Dog poisoning: what are we talking about?
Dog poisoning is another term for malicious poisoning of a dog. It is the introduction into the dog’s body of a toxic substance, capable of more or less seriously impairing its health or leading to its death.
Poisoning a dog is usually through the administration of toxic substances by mouth, most often through food contaminated with rat poison, fertilizers or drugs that are harmful to the dog.
Absorption of a toxicant can also occur through the skin or the respiratory tract, but these two routes of contamination are most often accidental.
When to suspect poisoning in dogs?
A poisoned dog can exhibit a wide variety of symptoms, depending on the nature and amount of the toxicant absorbed.
Thus a poisoned dog may present with vomiting and/or severe and acute diarrhoea, hypersalivation (dog which begins to drool profusely), convulsions, locomotor disorders, confusion, hemorrhagic bleeding, among many other symptoms.
In addition to these symptoms, poisoning may be suspected when you find clues that may direct you to a malicious act such as leftover chewed packaging, pieces of tablets, leftover “stuffed” food. Toxic substances etc.
My dog was poisoned: what to do?
Manage the emergency before anything else
If your dog shows signs of intoxication or if you have seen your dog eating obviously poisoned food, it is necessary to call the nearest open veterinary clinic as soon as possible in order to be able to take your dog there as soon as possible and this, at any time of the day or night. If the poisoning is taken care of very early, your veterinarian may perform digestive digestion decontamination in order to limit the effects of the toxicant on your animal’s body.
Do not attempt to give your dog anything to drink or to eat.
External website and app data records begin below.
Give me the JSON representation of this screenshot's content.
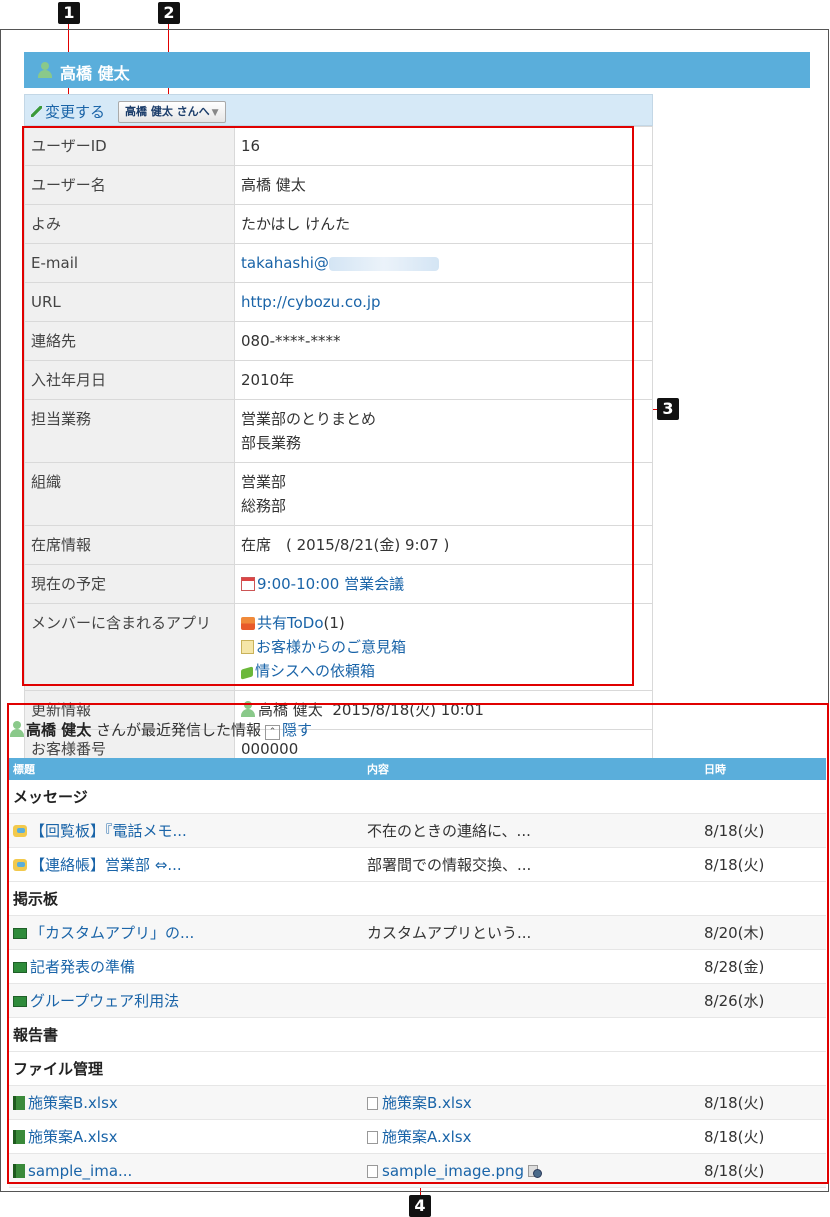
{
  "callouts": [
    "1",
    "2",
    "3",
    "4"
  ],
  "user": {
    "name": "高橋 健太"
  },
  "actions": {
    "edit_label": "変更する",
    "user_menu_label": "高橋 健太 さんへ"
  },
  "profile": {
    "rows": [
      {
        "key": "ユーザーID",
        "value": "16"
      },
      {
        "key": "ユーザー名",
        "value": "高橋 健太"
      },
      {
        "key": "よみ",
        "value": "たかはし けんた"
      },
      {
        "key": "E-mail",
        "value": "takahashi@"
      },
      {
        "key": "URL",
        "value": "http://cybozu.co.jp"
      },
      {
        "key": "連絡先",
        "value": "080-****-****"
      },
      {
        "key": "入社年月日",
        "value": "2010年"
      },
      {
        "key": "担当業務",
        "lines": [
          "営業部のとりまとめ",
          "部長業務"
        ]
      },
      {
        "key": "組織",
        "lines": [
          "営業部",
          "総務部"
        ]
      },
      {
        "key": "在席情報",
        "value": "在席　( 2015/8/21(金) 9:07 )"
      },
      {
        "key": "現在の予定",
        "value": "9:00-10:00 営業会議"
      },
      {
        "key": "メンバーに含まれるアプリ",
        "apps": [
          "共有ToDo",
          "(1)",
          "お客様からのご意見箱",
          "情シスへの依頼箱"
        ]
      },
      {
        "key": "更新情報",
        "user": "高橋 健太",
        "date": "2015/8/18(火) 10:01"
      },
      {
        "key": "お客様番号",
        "value": "000000"
      }
    ]
  },
  "recent": {
    "user": "高橋 健太",
    "suffix": "さんが最近発信した情報",
    "hide_label": "隠す",
    "columns": [
      "標題",
      "内容",
      "日時"
    ],
    "sections": [
      {
        "title": "メッセージ",
        "rows": [
          {
            "title": "【回覧板】『電話メモ...",
            "content": "不在のときの連絡に、...",
            "date": "8/18(火)"
          },
          {
            "title": "【連絡帳】営業部 ⇔...",
            "content": "部署間での情報交換、...",
            "date": "8/18(火)"
          }
        ]
      },
      {
        "title": "掲示板",
        "rows": [
          {
            "title": "「カスタムアプリ」の...",
            "content": "カスタムアプリという...",
            "date": "8/20(木)"
          },
          {
            "title": "記者発表の準備",
            "content": "",
            "date": "8/28(金)"
          },
          {
            "title": "グループウェア利用法",
            "content": "",
            "date": "8/26(水)"
          }
        ]
      },
      {
        "title": "報告書",
        "rows": []
      },
      {
        "title": "ファイル管理",
        "rows": [
          {
            "title": "施策案B.xlsx",
            "content": "施策案B.xlsx",
            "date": "8/18(火)"
          },
          {
            "title": "施策案A.xlsx",
            "content": "施策案A.xlsx",
            "date": "8/18(火)"
          },
          {
            "title": "sample_ima...",
            "content": "sample_image.png",
            "date": "8/18(火)"
          }
        ]
      }
    ]
  }
}
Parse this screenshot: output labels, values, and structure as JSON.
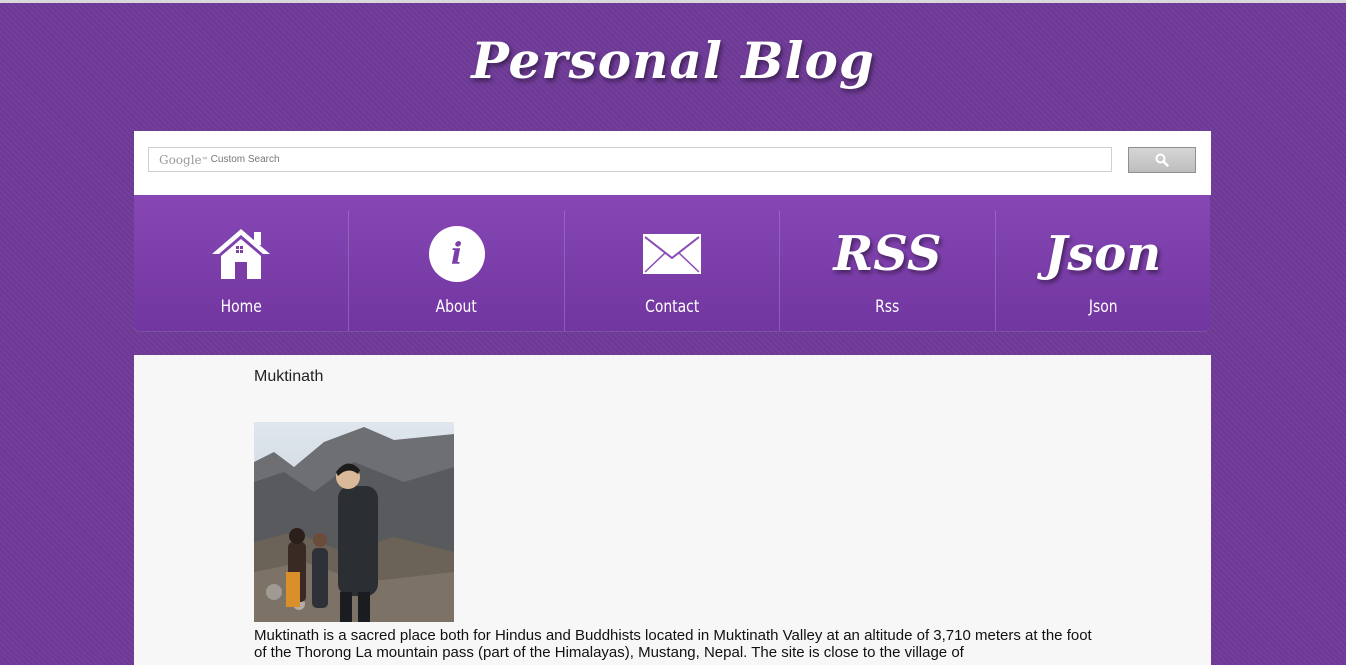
{
  "site": {
    "title": "Personal Blog"
  },
  "search": {
    "google_label": "Google",
    "google_tm": "™",
    "custom_label": "Custom Search",
    "button_icon": "search-icon"
  },
  "nav": {
    "items": [
      {
        "label": "Home",
        "icon": "house-icon"
      },
      {
        "label": "About",
        "icon": "info-icon",
        "glyph": "i"
      },
      {
        "label": "Contact",
        "icon": "envelope-icon"
      },
      {
        "label": "Rss",
        "icon": "rss-icon",
        "glyph": "RSS"
      },
      {
        "label": "Json",
        "icon": "json-icon",
        "glyph": "Json"
      }
    ]
  },
  "post": {
    "title": "Muktinath",
    "body": "Muktinath is a sacred place both for Hindus and Buddhists located in Muktinath Valley at an altitude of 3,710 meters at the foot of the Thorong La mountain pass (part of the Himalayas), Mustang, Nepal. The site is close to the village of"
  },
  "colors": {
    "background": "#6f3a98",
    "nav_top": "#8647b4",
    "nav_bottom": "#7236a0",
    "content_bg": "#f7f7f7"
  }
}
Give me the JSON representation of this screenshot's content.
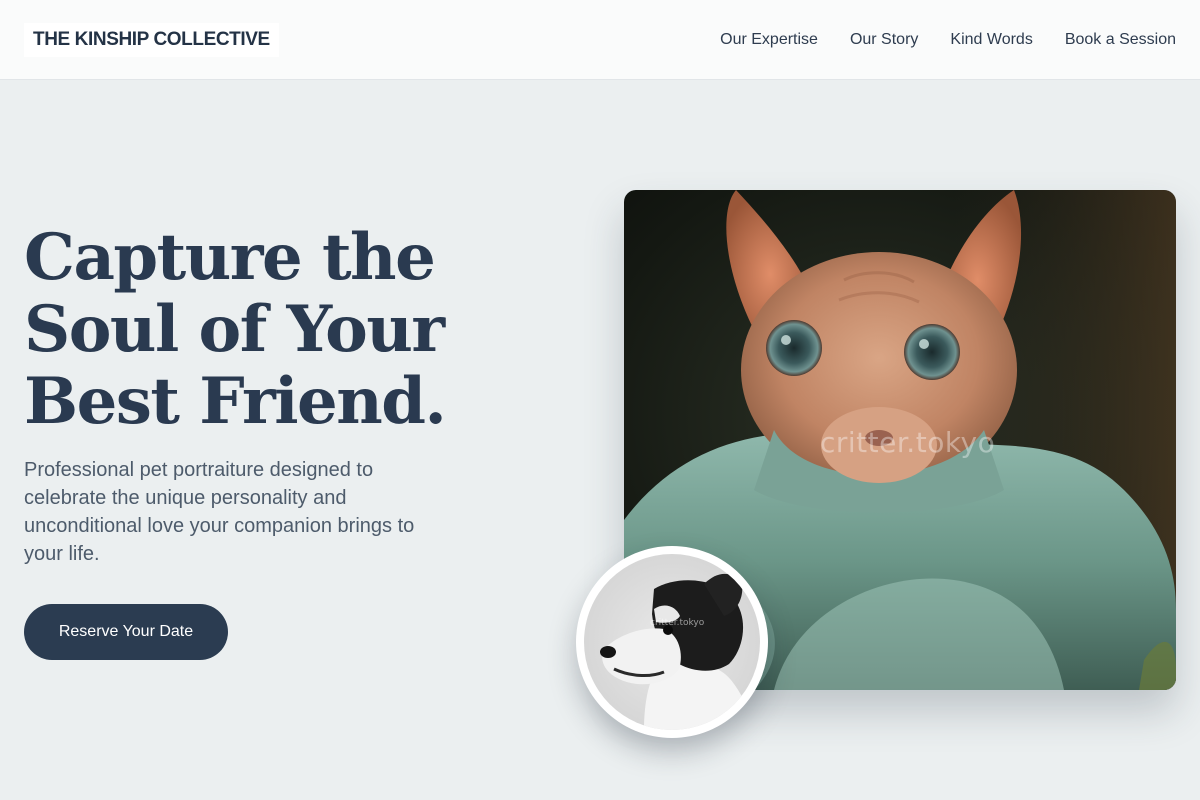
{
  "brand": {
    "name": "THE KINSHIP COLLECTIVE"
  },
  "nav": {
    "items": [
      {
        "label": "Our Expertise"
      },
      {
        "label": "Our Story"
      },
      {
        "label": "Kind Words"
      },
      {
        "label": "Book a Session"
      }
    ]
  },
  "hero": {
    "title_lines": [
      "Capture the",
      "Soul of Your",
      "Best Friend."
    ],
    "subtitle": "Professional pet portraiture designed to celebrate the unique personality and unconditional love your companion brings to your life.",
    "cta_label": "Reserve Your Date"
  },
  "images": {
    "main_watermark": "critter.tokyo",
    "avatar_watermark": "critter.tokyo"
  }
}
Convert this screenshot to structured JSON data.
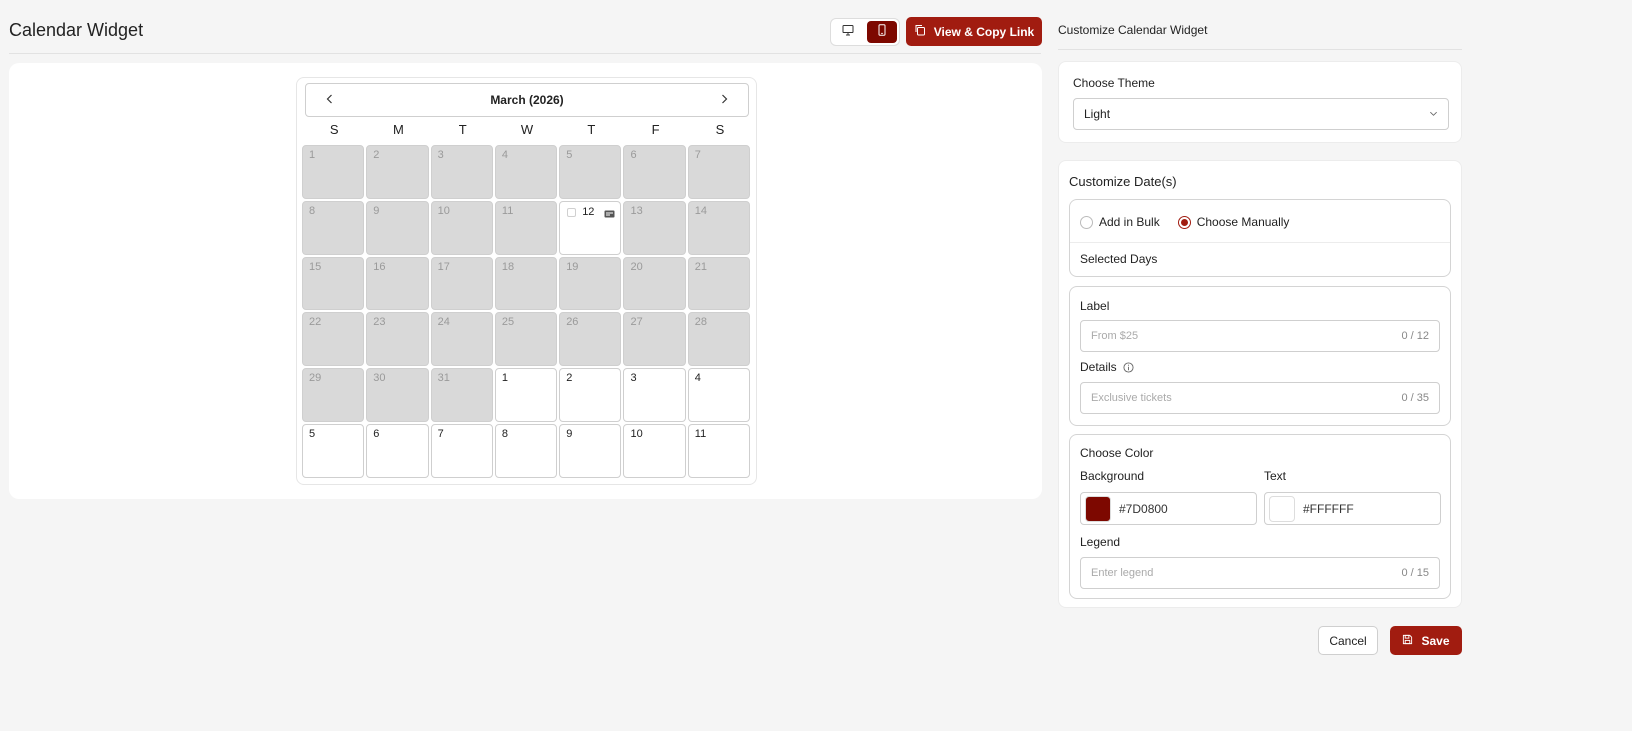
{
  "header": {
    "title": "Calendar Widget",
    "view_toggle": {
      "desktop_icon": "desktop-icon",
      "mobile_icon": "mobile-icon",
      "active": "mobile"
    },
    "copy_link_label": "View & Copy Link"
  },
  "calendar": {
    "month_label": "March (2026)",
    "weekdays": [
      "S",
      "M",
      "T",
      "W",
      "T",
      "F",
      "S"
    ],
    "rows": [
      [
        {
          "n": "1",
          "s": "outside"
        },
        {
          "n": "2",
          "s": "outside"
        },
        {
          "n": "3",
          "s": "outside"
        },
        {
          "n": "4",
          "s": "outside"
        },
        {
          "n": "5",
          "s": "outside"
        },
        {
          "n": "6",
          "s": "outside"
        },
        {
          "n": "7",
          "s": "outside"
        }
      ],
      [
        {
          "n": "8",
          "s": "outside"
        },
        {
          "n": "9",
          "s": "outside"
        },
        {
          "n": "10",
          "s": "outside"
        },
        {
          "n": "11",
          "s": "outside"
        },
        {
          "n": "12",
          "s": "selected"
        },
        {
          "n": "13",
          "s": "outside"
        },
        {
          "n": "14",
          "s": "outside"
        }
      ],
      [
        {
          "n": "15",
          "s": "outside"
        },
        {
          "n": "16",
          "s": "outside"
        },
        {
          "n": "17",
          "s": "outside"
        },
        {
          "n": "18",
          "s": "outside"
        },
        {
          "n": "19",
          "s": "outside"
        },
        {
          "n": "20",
          "s": "outside"
        },
        {
          "n": "21",
          "s": "outside"
        }
      ],
      [
        {
          "n": "22",
          "s": "outside"
        },
        {
          "n": "23",
          "s": "outside"
        },
        {
          "n": "24",
          "s": "outside"
        },
        {
          "n": "25",
          "s": "outside"
        },
        {
          "n": "26",
          "s": "outside"
        },
        {
          "n": "27",
          "s": "outside"
        },
        {
          "n": "28",
          "s": "outside"
        }
      ],
      [
        {
          "n": "29",
          "s": "outside"
        },
        {
          "n": "30",
          "s": "outside"
        },
        {
          "n": "31",
          "s": "outside"
        },
        {
          "n": "1",
          "s": "current"
        },
        {
          "n": "2",
          "s": "current"
        },
        {
          "n": "3",
          "s": "current"
        },
        {
          "n": "4",
          "s": "current"
        }
      ],
      [
        {
          "n": "5",
          "s": "current"
        },
        {
          "n": "6",
          "s": "current"
        },
        {
          "n": "7",
          "s": "current"
        },
        {
          "n": "8",
          "s": "current"
        },
        {
          "n": "9",
          "s": "current"
        },
        {
          "n": "10",
          "s": "current"
        },
        {
          "n": "11",
          "s": "current"
        }
      ]
    ]
  },
  "panel": {
    "title": "Customize Calendar Widget",
    "theme": {
      "label": "Choose Theme",
      "value": "Light"
    },
    "dates": {
      "title": "Customize Date(s)",
      "mode_bulk": "Add in Bulk",
      "mode_manual": "Choose Manually",
      "mode_selected": "manual",
      "selected_days_label": "Selected Days",
      "label_field": {
        "label": "Label",
        "placeholder": "From $25",
        "counter": "0 / 12"
      },
      "details_field": {
        "label": "Details",
        "placeholder": "Exclusive tickets",
        "counter": "0 / 35"
      },
      "color": {
        "title": "Choose Color",
        "background_label": "Background",
        "background_value": "#7D0800",
        "text_label": "Text",
        "text_value": "#FFFFFF"
      },
      "legend_field": {
        "label": "Legend",
        "placeholder": "Enter legend",
        "counter": "0 / 15"
      }
    }
  },
  "actions": {
    "cancel_label": "Cancel",
    "save_label": "Save"
  },
  "colors": {
    "accent": "#a11c10",
    "brand_dark": "#7d0800",
    "outside_day": "#d9d9d9"
  }
}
Also, do not try to induce vomiting without the advice of a veterinarian.
If you are unable to reach a veterinary clinic, contact a veterinary poison control centre who will advise you on the action to follow depending on the poison ingested or your animal’s symptoms. There are two poison control centres that can be reached at any time in France:
The Lyon CNITV: 04.78.87.10.40 – reachable 24 hours a day all year round
The Nantes CAPAE: 02. 40. 68.77.40 – reachable 24 hours a day all year round
Gather evidence before filing a complaint
If you suspect intentional poisoning of your animal, you will need to collect evidence for a possible complaint to the gendarmerie.
If you have found suspicious food, collect it in a clean, leak-proof plastic bag (a new zippered freezer bag can do the trick) and take it to your veterinarian for toxicology analysis.
You can also ask your veterinarian to take samples of blood, urine, vomit or even faeces, depending on the toxicant suspected of having been ingested, to identify the presence of a toxicant.
If unfortunately, the intoxicated animal does not survive, post-mortem samples, as well as an autopsy, can be requested from the veterinarian with a view to filing a complaint.